changed from the imposing to the rapturous, as Amy's voice was heard calling,—
"Where is she? where's my dear old Jo?"
In trooped the whole family, and every one was hugged and kissed all over again, and, after several vain attempts, the three wanderers were set down to be looked at and exulted over. Mr. Laurence, hale and hearty as ever, was quite as much improved as the others by his foreign tour,—for the crustiness seemed to be nearly gone, and the old-fashioned courtliness had received a polish which made it kindlier than ever. It was good to see him beam at "my children," as he called the young pair; it was better still to see Amy pay him the daughterly duty and affection which completely won his old heart; and, best of all, to watch Laurie revolve about the two as if never tired of enjoying the pretty picture they made.
The minute she put her eyes upon Amy, Meg became conscious that her own dress hadn't a Parisian air,—that young Mrs. Moffat would be entirely eclipsed by young Mrs. Laurence, and that "her ladyship" was altogether a most elegant and graceful woman. Jo thought, as she watched the pair, "How well they look together! I was right, and Laurie has found the beautiful, accomplished girl who will become his home better than clumsy old Jo, and be a pride, not a torment to him." Mrs. March and her husband smiled and nodded at each other with happy faces,—for they saw that their youngest had done well, not only in worldly things, but the better wealth of love, confidence, and happiness.
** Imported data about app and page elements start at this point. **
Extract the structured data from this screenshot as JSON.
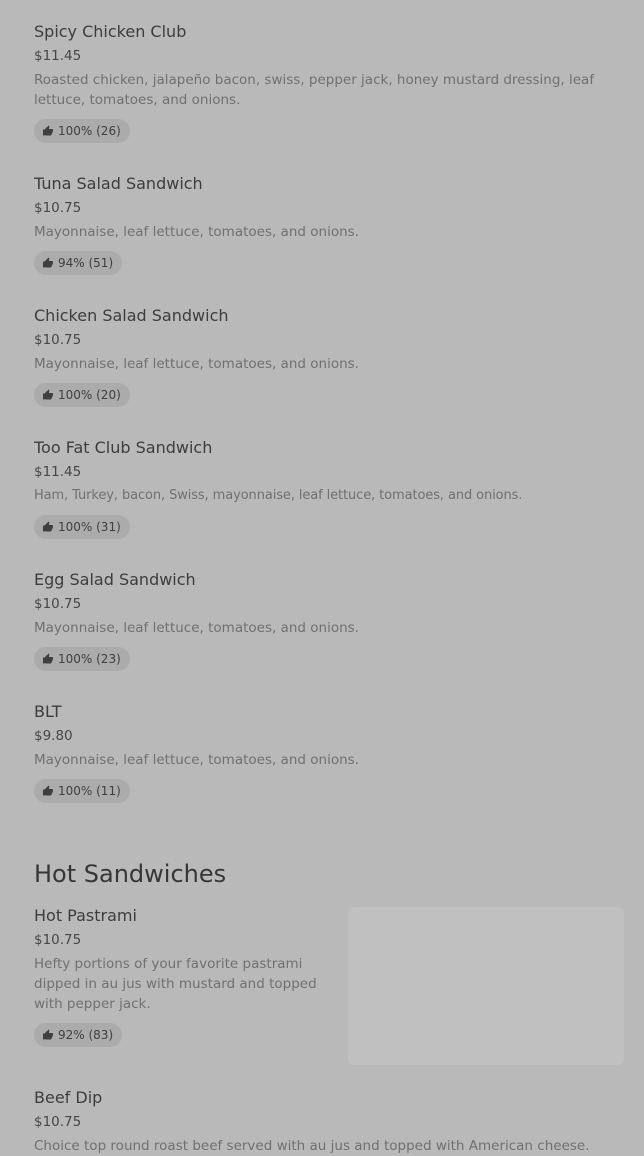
{
  "cold_items": [
    {
      "name": "Spicy Chicken Club",
      "price": "$11.45",
      "description": "Roasted chicken, jalapeño bacon, swiss, pepper jack, honey mustard dressing, leaf lettuce, tomatoes, and onions.",
      "rating": "100% (26)"
    },
    {
      "name": "Tuna Salad Sandwich",
      "price": "$10.75",
      "description": "Mayonnaise, leaf lettuce, tomatoes, and onions.",
      "rating": "94% (51)"
    },
    {
      "name": "Chicken Salad Sandwich",
      "price": "$10.75",
      "description": "Mayonnaise, leaf lettuce, tomatoes, and onions.",
      "rating": "100% (20)"
    },
    {
      "name": "Too Fat Club Sandwich",
      "price": "$11.45",
      "description": "Ham, Turkey, bacon, Swiss, mayonnaise, leaf lettuce, tomatoes, and onions.",
      "rating": "100% (31)"
    },
    {
      "name": "Egg Salad Sandwich",
      "price": "$10.75",
      "description": "Mayonnaise, leaf lettuce, tomatoes, and onions.",
      "rating": "100% (23)"
    },
    {
      "name": "BLT",
      "price": "$9.80",
      "description": "Mayonnaise, leaf lettuce, tomatoes, and onions.",
      "rating": "100% (11)"
    }
  ],
  "hot_section": {
    "title": "Hot Sandwiches",
    "items": [
      {
        "name": "Hot Pastrami",
        "price": "$10.75",
        "description": "Hefty portions of your favorite pastrami dipped in au jus with mustard and topped with pepper jack.",
        "rating": "92% (83)"
      },
      {
        "name": "Beef Dip",
        "price": "$10.75",
        "description": "Choice top round roast beef served with au jus and topped with American cheese."
      }
    ]
  },
  "icons": {
    "rating": "thumbs-up-icon"
  },
  "colors": {
    "background": "#b9b9b9",
    "rating_pill": "#ababab",
    "image_placeholder": "#c0c0c0"
  }
}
For Amy's face was full of the soft brightness which betokens a peaceful heart, her voice had a new